Regarding concerns about the upcoming event, Suga showed a level headed response: “There are many voices who are expressing worry and concern about the holding of the Olympic Games. I want to consider each and every concern, and while working with the relevant bodies, do all I can to deliver a safe and secure Olympic Games.”
Suga enumerated several ways this would be done, beginning with limiting the number of international guests from the original 180,000, to fewer than 79,000.
In addition, he reassured the Japanese public that these guests would have no interaction with the Japanese people, and would be tested regularly for COVID-19.
Moreover, he pointed to the four test events that have been held in Tokyo at which COVID-19 prevention procedures were successfully implemented, showing hope for the holding of the Games.
Moving Forward, Living with COVID
Dr. Omi joined PM Suga in expressing more optimism about the future prospects of managing the COVID-19 infection rate, and looking ahead to the end of the state of emergency on June 20.
“With this variant, we have found ourselves with a new challenge and until now, we have largely asked citizens to stay home,” said Dr. Omi. “Now with the vaccine, going forward we will hopefully be able to smoothly end the state of emergency, and ask for measures with which citizens will be more willing to comply.”
He went on to point out that, while vaccinations are certainly a key, they are not the only element we will need to incorporate into our life in the future.
The inability to keep up with how fast the infection moves from person to person has been a problem which is particularly pronounced among the younger population as new variants spread.
One option to get a better grasp of the extent of the infection, according to the government, would be regular mass testing on school and university campuses. It was reported on May 21, for example, that Waseda University in Tokyo was planning on testing up to 50,000 students across four campuses.
According to Professor Omi, increased testing, especially in large cities, will be an important part of life in a post-corona world.
“One of the issues is that although in smaller communities we know exactly how the virus travels, this isn’t true in large cities, which means we can’t bring the infections lower than a certain amount,” he said. “A point that I think will become important going forward is therefore the technology, and specifically testing technology.

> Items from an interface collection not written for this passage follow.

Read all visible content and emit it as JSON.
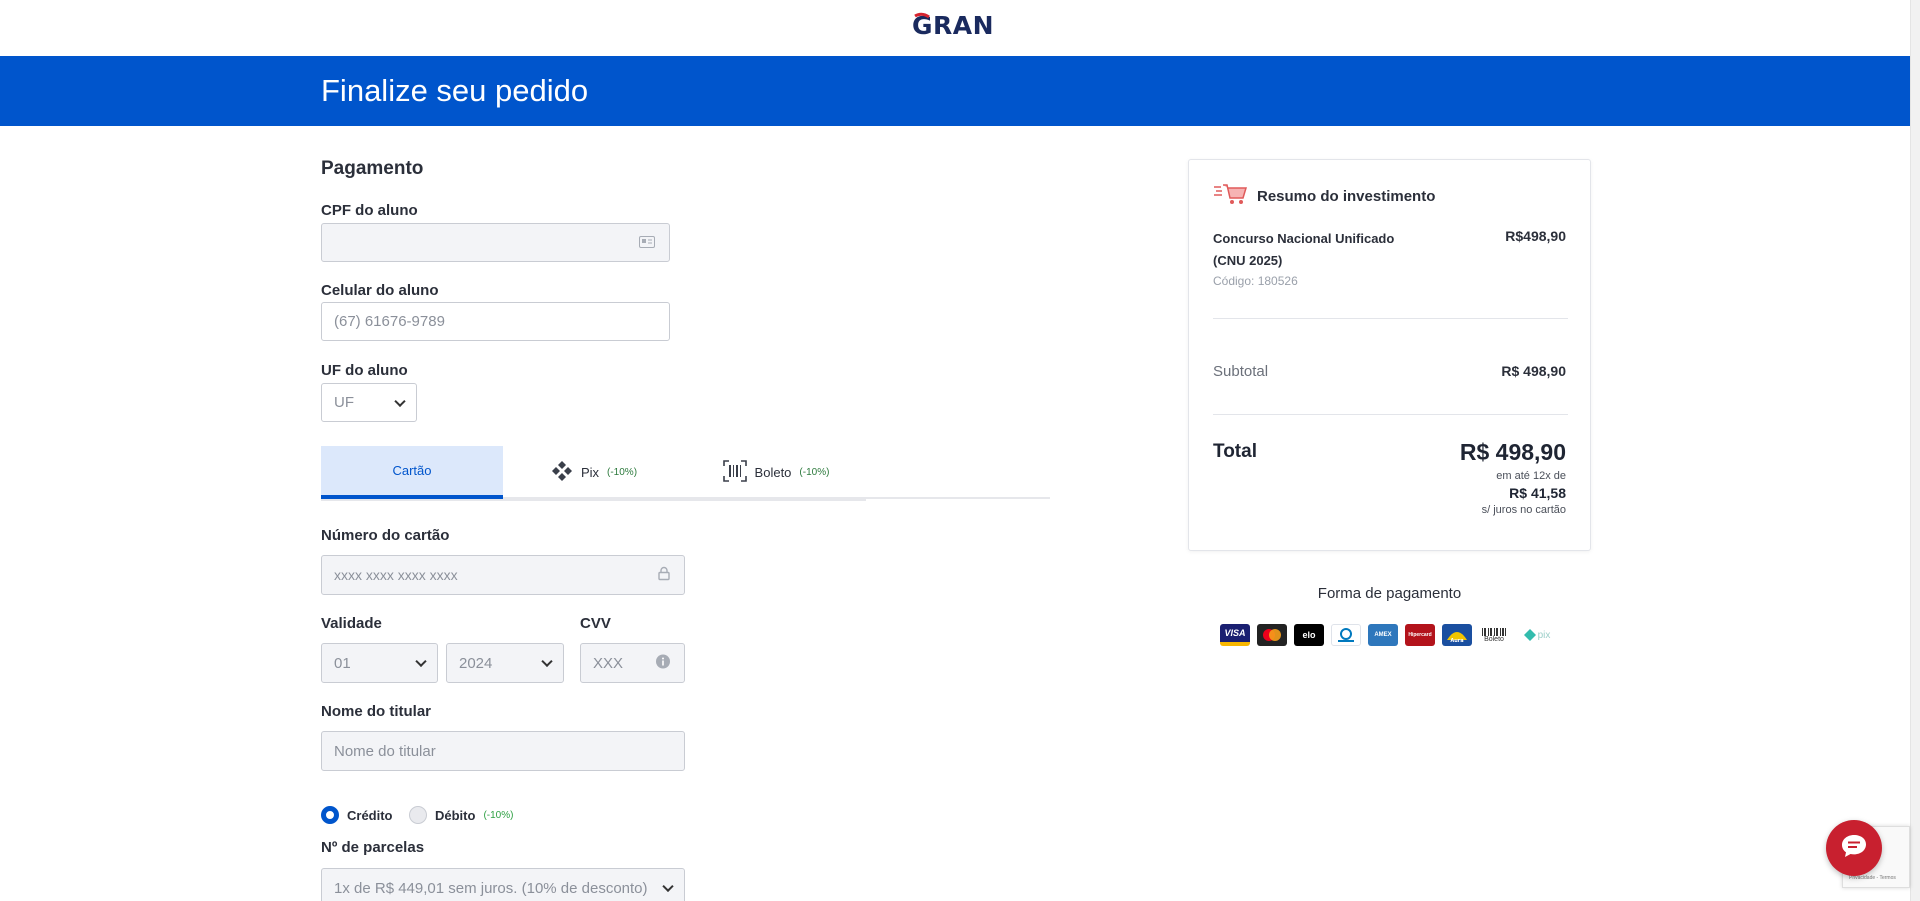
{
  "header": {
    "logo_text": "GRAN",
    "page_title": "Finalize seu pedido"
  },
  "payment": {
    "section_title": "Pagamento",
    "cpf": {
      "label": "CPF do aluno",
      "value": ""
    },
    "phone": {
      "label": "Celular do aluno",
      "placeholder": "(67) 61676-9789"
    },
    "uf": {
      "label": "UF do aluno",
      "selected": "UF"
    }
  },
  "methods": {
    "tabs": [
      {
        "label": "Cartão",
        "discount": "",
        "icon": "credit-card-icon",
        "active": true
      },
      {
        "label": "Pix",
        "discount": "(-10%)",
        "icon": "pix-icon",
        "active": false
      },
      {
        "label": "Boleto",
        "discount": "(-10%)",
        "icon": "barcode-icon",
        "active": false
      }
    ]
  },
  "card_form": {
    "number": {
      "label": "Número do cartão",
      "placeholder": "xxxx xxxx xxxx xxxx"
    },
    "expiry": {
      "label": "Validade",
      "month": "01",
      "year": "2024"
    },
    "cvv": {
      "label": "CVV",
      "placeholder": "XXX"
    },
    "holder": {
      "label": "Nome do titular",
      "placeholder": "Nome do titular"
    },
    "type": {
      "credit": "Crédito",
      "debit": "Débito",
      "debit_discount": "(-10%)",
      "selected": "credit"
    },
    "installments": {
      "label": "Nº de parcelas",
      "selected": "1x de R$ 449,01 sem juros. (10% de desconto)"
    }
  },
  "summary": {
    "title": "Resumo do investimento",
    "product_name": "Concurso Nacional Unificado (CNU 2025)",
    "product_code": "Código: 180526",
    "product_price": "R$498,90",
    "subtotal_label": "Subtotal",
    "subtotal_value": "R$ 498,90",
    "total_label": "Total",
    "total_value": "R$ 498,90",
    "installment_prefix": "em até 12x de",
    "installment_value": "R$ 41,58",
    "installment_suffix": "s/ juros no cartão"
  },
  "payment_methods": {
    "title": "Forma de pagamento",
    "brands": [
      {
        "name": "VISA",
        "color": "#1a1f71"
      },
      {
        "name": "Mastercard",
        "color": "#222222"
      },
      {
        "name": "elo",
        "color": "#000000"
      },
      {
        "name": "Diners Club",
        "color": "#ffffff"
      },
      {
        "name": "AMEX",
        "color": "#2e77bc"
      },
      {
        "name": "Hipercard",
        "color": "#b3131b"
      },
      {
        "name": "Aura",
        "color": "#1a4fa0"
      },
      {
        "name": "Boleto",
        "color": "#ffffff"
      },
      {
        "name": "pix",
        "color": "#ffffff"
      }
    ]
  },
  "colors": {
    "primary": "#0055cc",
    "brand_red": "#d6232f",
    "chat_button": "#c8202f"
  }
}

I think we need to put more resources into this going forward. “
Moving forward is indeed progress in this pandemic. The May 28 announcements might feel like just another state of emergency, but it looks like better things are to come.
Author: Arielle Busetto